Introduction


Cyber Range is located at 600 Suffolk Street, Suite 445, Lowell, MA 01854. UMass Lowell held the official opening for its Cyber Range on Nov. 1, 2019. An introduction to the UMass Lowell Cyber Range can be found at https://youtu.be/5wkankLmenA. Students have the opportunity to practice cybersecurity attacks and defenses in a live, yet safe, environment. The Cyber Range is also used for cybersecurity club gatherings, research projects and continuing education courses.

The Cyber Range is 3171 square feet and includes 20 workstations, one conference room, one lecture theater, two offices and one storage room. Each workstation allows students to conduct live cyberattacks across the computers located in the Cyber Range, which are safely isolated from the public internet. UMass Lowell is proud to be the first public university in Massachusetts to open a Cyber Range that will contribute to the cyber talent in our region.
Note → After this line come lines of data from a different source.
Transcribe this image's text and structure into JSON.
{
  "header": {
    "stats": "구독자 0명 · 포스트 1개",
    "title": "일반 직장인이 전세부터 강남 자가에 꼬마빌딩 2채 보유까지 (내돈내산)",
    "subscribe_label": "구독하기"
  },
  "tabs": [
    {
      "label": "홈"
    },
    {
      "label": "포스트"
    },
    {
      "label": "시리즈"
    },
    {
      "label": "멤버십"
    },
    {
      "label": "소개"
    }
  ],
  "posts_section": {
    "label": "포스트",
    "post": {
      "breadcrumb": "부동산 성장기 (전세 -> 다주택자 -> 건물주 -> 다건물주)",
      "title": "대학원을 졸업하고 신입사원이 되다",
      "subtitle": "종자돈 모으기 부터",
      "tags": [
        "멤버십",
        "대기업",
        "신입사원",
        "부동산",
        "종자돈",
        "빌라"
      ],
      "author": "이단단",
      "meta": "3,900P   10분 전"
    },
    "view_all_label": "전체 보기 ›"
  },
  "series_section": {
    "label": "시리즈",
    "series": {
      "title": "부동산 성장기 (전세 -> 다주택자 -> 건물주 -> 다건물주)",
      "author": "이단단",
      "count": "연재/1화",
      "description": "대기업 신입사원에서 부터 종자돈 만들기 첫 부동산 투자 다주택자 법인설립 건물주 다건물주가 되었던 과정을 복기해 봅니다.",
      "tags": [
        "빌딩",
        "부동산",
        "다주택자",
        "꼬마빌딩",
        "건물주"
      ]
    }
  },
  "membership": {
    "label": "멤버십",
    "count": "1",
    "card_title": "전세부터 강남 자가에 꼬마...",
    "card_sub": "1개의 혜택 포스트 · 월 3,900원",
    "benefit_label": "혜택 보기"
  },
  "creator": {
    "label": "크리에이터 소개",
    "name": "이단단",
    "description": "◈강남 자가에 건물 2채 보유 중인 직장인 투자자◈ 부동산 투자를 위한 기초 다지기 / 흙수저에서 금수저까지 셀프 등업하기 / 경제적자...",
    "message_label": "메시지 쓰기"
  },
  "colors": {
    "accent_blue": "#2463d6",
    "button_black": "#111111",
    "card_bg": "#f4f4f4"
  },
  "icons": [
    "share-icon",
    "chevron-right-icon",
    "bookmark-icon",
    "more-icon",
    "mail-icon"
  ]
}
In the conference room of Cyber Range, a 75” display shows the stats of UMass Lowell's SIEM called QRadar and its purpose is to motivate students by demonstrating what an enterprise IT department faces on a daily base. The counters at the top of the QRadar interface show the number of attempted attacks against the UMass Lowell network of various types in the last 24 hours. Those attack types are SQL Injection, Remote Code Execution, Cross Site Scripting, Buffer Overflows, and Brute Force Attacks. The Inbound Threats graph in the top right takes the same data but displays it on a time series of the last 3 hours. The World Sources and Destinations map shows all traffic to and from the UMass Lowell network, and color codes it based on a its potential threat level which is determined by UMass Lowell’s Palo Alto firewalls. Below Inbound Threats is the Top Log Sources bar graph of UMass Lowell systems showing the amount of logs they are generating, which shows that systems are working and properly reporting events to QRadar. The bottom Log Source Count graph is a time series of the same data, allowing cybersecurity operators to see sudden spikes or drops in the number of logs a system is sending. Finally on the bottom right is the Active Offenses time series graph which shows offenses generated by QRadar’s threat lists, correlation rules, which show coordinated attacks on our network.